Task objective: Leave every picture out, and write out the remaining entries exactly.

╔══

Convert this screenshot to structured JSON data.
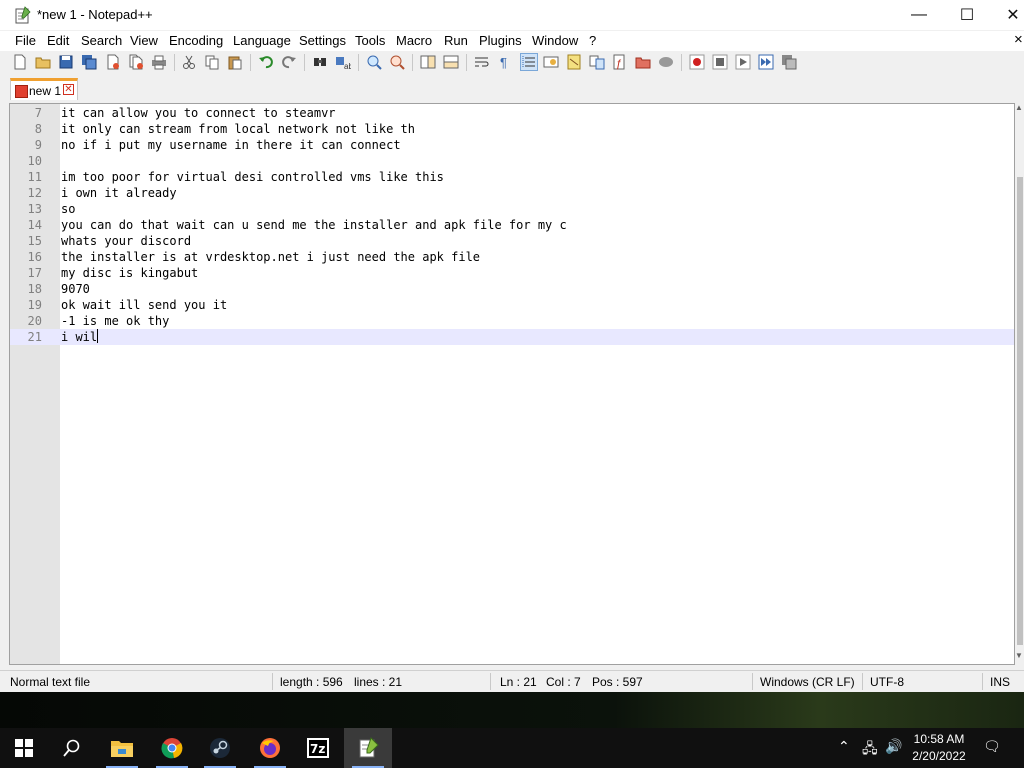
{
  "window": {
    "title": "*new 1 - Notepad++",
    "controls": {
      "minimize": "—",
      "maximize": "☐",
      "close": "✕"
    }
  },
  "menu": {
    "items": [
      "File",
      "Edit",
      "Search",
      "View",
      "Encoding",
      "Language",
      "Settings",
      "Tools",
      "Macro",
      "Run",
      "Plugins",
      "Window",
      "?"
    ],
    "overflow_close": "×"
  },
  "toolbar": {
    "buttons": [
      "new-file-icon",
      "open-file-icon",
      "save-icon",
      "save-all-icon",
      "close-icon",
      "close-all-icon",
      "print-icon",
      "cut-icon",
      "copy-icon",
      "paste-icon",
      "undo-icon",
      "redo-icon",
      "find-icon",
      "replace-icon",
      "zoom-in-icon",
      "zoom-out-icon",
      "sync-vertical-icon",
      "sync-horizontal-icon",
      "word-wrap-icon",
      "show-all-chars-icon",
      "indent-guide-icon",
      "user-language-icon",
      "document-map-icon",
      "function-list-icon",
      "folder-workspace-icon",
      "monitoring-icon",
      "record-macro-icon",
      "stop-macro-icon",
      "play-macro-icon",
      "play-multiple-icon",
      "save-macro-icon"
    ]
  },
  "tabs": [
    {
      "label": "new 1",
      "close": "✕"
    }
  ],
  "editor": {
    "lines": [
      {
        "n": "7",
        "text": "it can allow you to connect to steamvr"
      },
      {
        "n": "8",
        "text": "it only can stream from local network not like th"
      },
      {
        "n": "9",
        "text": "no if i put my username in there it can connect"
      },
      {
        "n": "10",
        "text": ""
      },
      {
        "n": "11",
        "text": "im too poor for virtual desi controlled vms like this"
      },
      {
        "n": "12",
        "text": "i own it already"
      },
      {
        "n": "13",
        "text": "so"
      },
      {
        "n": "14",
        "text": "you can do that wait can u send me the installer and apk file for my c"
      },
      {
        "n": "15",
        "text": "whats your discord"
      },
      {
        "n": "16",
        "text": "the installer is at vrdesktop.net i just need the apk file"
      },
      {
        "n": "17",
        "text": "my disc is kingabut"
      },
      {
        "n": "18",
        "text": "9070"
      },
      {
        "n": "19",
        "text": "ok wait ill send you it"
      },
      {
        "n": "20",
        "text": "-1 is me ok thy"
      },
      {
        "n": "21",
        "text": "i wil"
      }
    ],
    "current_line_index": 14,
    "scroll_up": "▲",
    "scroll_down": "▼"
  },
  "status": {
    "file_type": "Normal text file",
    "length": "length : 596",
    "lines": "lines : 21",
    "ln": "Ln : 21",
    "col": "Col : 7",
    "pos": "Pos : 597",
    "eol": "Windows (CR LF)",
    "encoding": "UTF-8",
    "mode": "INS"
  },
  "taskbar": {
    "apps": [
      "windows-start",
      "search",
      "file-explorer",
      "chrome",
      "steam",
      "firefox",
      "7zip",
      "notepadpp"
    ],
    "tray": {
      "chevron": "⌃",
      "network": "🖧",
      "volume": "🔊",
      "time": "10:58 AM",
      "date": "2/20/2022",
      "notification": "🗨"
    }
  },
  "colors": {
    "tab_accent": "#f0a030",
    "current_line": "#e8e8ff",
    "gutter": "#e4e4e4",
    "taskbar": "#101010"
  }
}
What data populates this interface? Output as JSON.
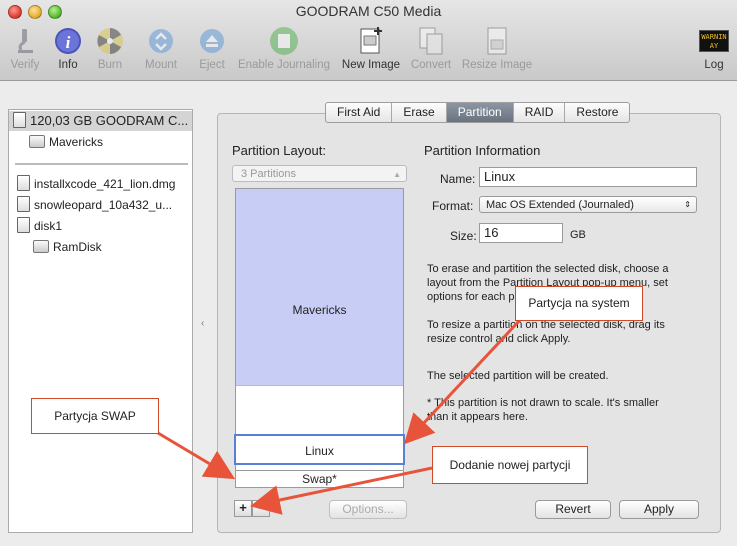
{
  "window": {
    "title": "GOODRAM C50 Media"
  },
  "toolbar": {
    "items": [
      {
        "label": "Verify",
        "icon": "microscope-icon",
        "enabled": false
      },
      {
        "label": "Info",
        "icon": "info-icon",
        "enabled": true
      },
      {
        "label": "Burn",
        "icon": "burn-icon",
        "enabled": false
      },
      {
        "label": "Mount",
        "icon": "mount-icon",
        "enabled": false
      },
      {
        "label": "Eject",
        "icon": "eject-icon",
        "enabled": false
      },
      {
        "label": "Enable Journaling",
        "icon": "journaling-icon",
        "enabled": false
      },
      {
        "label": "New Image",
        "icon": "new-image-icon",
        "enabled": true
      },
      {
        "label": "Convert",
        "icon": "convert-icon",
        "enabled": false
      },
      {
        "label": "Resize Image",
        "icon": "resize-image-icon",
        "enabled": false
      },
      {
        "label": "Log",
        "icon": "log-icon",
        "enabled": true
      }
    ],
    "log_badge_line1": "WARNIN",
    "log_badge_line2": "AY 7:36"
  },
  "sidebar": {
    "items": [
      {
        "label": "120,03 GB GOODRAM C...",
        "type": "disk",
        "selected": true
      },
      {
        "label": "Mavericks",
        "type": "volume"
      },
      {
        "label": "installxcode_421_lion.dmg",
        "type": "image"
      },
      {
        "label": "snowleopard_10a432_u...",
        "type": "image"
      },
      {
        "label": "disk1",
        "type": "disk"
      },
      {
        "label": "RamDisk",
        "type": "volume"
      }
    ]
  },
  "tabs": [
    "First Aid",
    "Erase",
    "Partition",
    "RAID",
    "Restore"
  ],
  "active_tab": "Partition",
  "partition_layout": {
    "heading": "Partition Layout:",
    "popup_value": "3 Partitions",
    "partitions": [
      "Mavericks",
      "Linux",
      "Swap*"
    ],
    "add_label": "+",
    "remove_label": "−",
    "options_label": "Options..."
  },
  "partition_info": {
    "heading": "Partition Information",
    "name_label": "Name:",
    "name_value": "Linux",
    "format_label": "Format:",
    "format_value": "Mac OS Extended (Journaled)",
    "size_label": "Size:",
    "size_value": "16",
    "size_unit": "GB",
    "paragraph1a": "To erase and partition the selected disk, choose a",
    "paragraph1b": "layout from the Partition Layout pop-up menu, set",
    "paragraph1c": "options for each partition, and click Apply.",
    "paragraph2a": "To resize a partition on the selected disk, drag its",
    "paragraph2b": "resize control and click Apply.",
    "paragraph3": "The selected partition will be created.",
    "paragraph4a": "* This partition is not drawn to scale. It's smaller",
    "paragraph4b": "than it appears here."
  },
  "buttons": {
    "revert": "Revert",
    "apply": "Apply"
  },
  "callouts": {
    "system": "Partycja na system",
    "swap": "Partycja SWAP",
    "new_partition": "Dodanie nowej partycji"
  },
  "colors": {
    "accent_arrow": "#e8543a",
    "partition_fill": "#c8cdf5",
    "active_tab": "#7a848f"
  }
}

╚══

Solution for this exercise:
Convert this screenshot to structured JSON data.
{
  "window": {
    "title": "*new 1 - Notepad++",
    "controls": {
      "minimize": "—",
      "maximize": "☐",
      "close": "✕"
    }
  },
  "menu": {
    "items": [
      "File",
      "Edit",
      "Search",
      "View",
      "Encoding",
      "Language",
      "Settings",
      "Tools",
      "Macro",
      "Run",
      "Plugins",
      "Window",
      "?"
    ],
    "overflow_close": "×"
  },
  "toolbar": {
    "buttons": [
      "new-file-icon",
      "open-file-icon",
      "save-icon",
      "save-all-icon",
      "close-icon",
      "close-all-icon",
      "print-icon",
      "cut-icon",
      "copy-icon",
      "paste-icon",
      "undo-icon",
      "redo-icon",
      "find-icon",
      "replace-icon",
      "zoom-in-icon",
      "zoom-out-icon",
      "sync-vertical-icon",
      "sync-horizontal-icon",
      "word-wrap-icon",
      "show-all-chars-icon",
      "indent-guide-icon",
      "user-language-icon",
      "document-map-icon",
      "function-list-icon",
      "folder-workspace-icon",
      "monitoring-icon",
      "record-macro-icon",
      "stop-macro-icon",
      "play-macro-icon",
      "play-multiple-icon",
      "save-macro-icon"
    ]
  },
  "tabs": [
    {
      "label": "new 1",
      "close": "✕"
    }
  ],
  "editor": {
    "lines": [
      {
        "n": "7",
        "text": "it can allow you to connect to steamvr"
      },
      {
        "n": "8",
        "text": "it only can stream from local network not like th"
      },
      {
        "n": "9",
        "text": "no if i put my username in there it can connect"
      },
      {
        "n": "10",
        "text": ""
      },
      {
        "n": "11",
        "text": "im too poor for virtual desi controlled vms like this"
      },
      {
        "n": "12",
        "text": "i own it already"
      },
      {
        "n": "13",
        "text": "so"
      },
      {
        "n": "14",
        "text": "you can do that wait can u send me the installer and apk file for my c"
      },
      {
        "n": "15",
        "text": "whats your discord"
      },
      {
        "n": "16",
        "text": "the installer is at vrdesktop.net i just need the apk file"
      },
      {
        "n": "17",
        "text": "my disc is kingabut"
      },
      {
        "n": "18",
        "text": "9070"
      },
      {
        "n": "19",
        "text": "ok wait ill send you it"
      },
      {
        "n": "20",
        "text": "-1 is me ok thy"
      },
      {
        "n": "21",
        "text": "i wil"
      }
    ],
    "current_line_index": 14,
    "scroll_up": "▲",
    "scroll_down": "▼"
  },
  "status": {
    "file_type": "Normal text file",
    "length": "length : 596",
    "lines": "lines : 21",
    "ln": "Ln : 21",
    "col": "Col : 7",
    "pos": "Pos : 597",
    "eol": "Windows (CR LF)",
    "encoding": "UTF-8",
    "mode": "INS"
  },
  "taskbar": {
    "apps": [
      "windows-start",
      "search",
      "file-explorer",
      "chrome",
      "steam",
      "firefox",
      "7zip",
      "notepadpp"
    ],
    "tray": {
      "chevron": "⌃",
      "network": "🖧",
      "volume": "🔊",
      "time": "10:58 AM",
      "date": "2/20/2022",
      "notification": "🗨"
    }
  },
  "colors": {
    "tab_accent": "#f0a030",
    "current_line": "#e8e8ff",
    "gutter": "#e4e4e4",
    "taskbar": "#101010"
  }
}
What data populates this interface? Output as JSON.
{
  "window": {
    "title": "GOODRAM C50 Media"
  },
  "toolbar": {
    "items": [
      {
        "label": "Verify",
        "icon": "microscope-icon",
        "enabled": false
      },
      {
        "label": "Info",
        "icon": "info-icon",
        "enabled": true
      },
      {
        "label": "Burn",
        "icon": "burn-icon",
        "enabled": false
      },
      {
        "label": "Mount",
        "icon": "mount-icon",
        "enabled": false
      },
      {
        "label": "Eject",
        "icon": "eject-icon",
        "enabled": false
      },
      {
        "label": "Enable Journaling",
        "icon": "journaling-icon",
        "enabled": false
      },
      {
        "label": "New Image",
        "icon": "new-image-icon",
        "enabled": true
      },
      {
        "label": "Convert",
        "icon": "convert-icon",
        "enabled": false
      },
      {
        "label": "Resize Image",
        "icon": "resize-image-icon",
        "enabled": false
      },
      {
        "label": "Log",
        "icon": "log-icon",
        "enabled": true
      }
    ],
    "log_badge_line1": "WARNIN",
    "log_badge_line2": "AY 7:36"
  },
  "sidebar": {
    "items": [
      {
        "label": "120,03 GB GOODRAM C...",
        "type": "disk",
        "selected": true
      },
      {
        "label": "Mavericks",
        "type": "volume"
      },
      {
        "label": "installxcode_421_lion.dmg",
        "type": "image"
      },
      {
        "label": "snowleopard_10a432_u...",
        "type": "image"
      },
      {
        "label": "disk1",
        "type": "disk"
      },
      {
        "label": "RamDisk",
        "type": "volume"
      }
    ]
  },
  "tabs": [
    "First Aid",
    "Erase",
    "Partition",
    "RAID",
    "Restore"
  ],
  "active_tab": "Partition",
  "partition_layout": {
    "heading": "Partition Layout:",
    "popup_value": "3 Partitions",
    "partitions": [
      "Mavericks",
      "Linux",
      "Swap*"
    ],
    "add_label": "+",
    "remove_label": "−",
    "options_label": "Options..."
  },
  "partition_info": {
    "heading": "Partition Information",
    "name_label": "Name:",
    "name_value": "Linux",
    "format_label": "Format:",
    "format_value": "Mac OS Extended (Journaled)",
    "size_label": "Size:",
    "size_value": "16",
    "size_unit": "GB",
    "paragraph1a": "To erase and partition the selected disk, choose a",
    "paragraph1b": "layout from the Partition Layout pop-up menu, set",
    "paragraph1c": "options for each partition, and click Apply.",
    "paragraph2a": "To resize a partition on the selected disk, drag its",
    "paragraph2b": "resize control and click Apply.",
    "paragraph3": "The selected partition will be created.",
    "paragraph4a": "* This partition is not drawn to scale. It's smaller",
    "paragraph4b": "than it appears here."
  },
  "buttons": {
    "revert": "Revert",
    "apply": "Apply"
  },
  "callouts": {
    "system": "Partycja na system",
    "swap": "Partycja SWAP",
    "new_partition": "Dodanie nowej partycji"
  },
  "colors": {
    "accent_arrow": "#e8543a",
    "partition_fill": "#c8cdf5",
    "active_tab": "#7a848f"
  }
}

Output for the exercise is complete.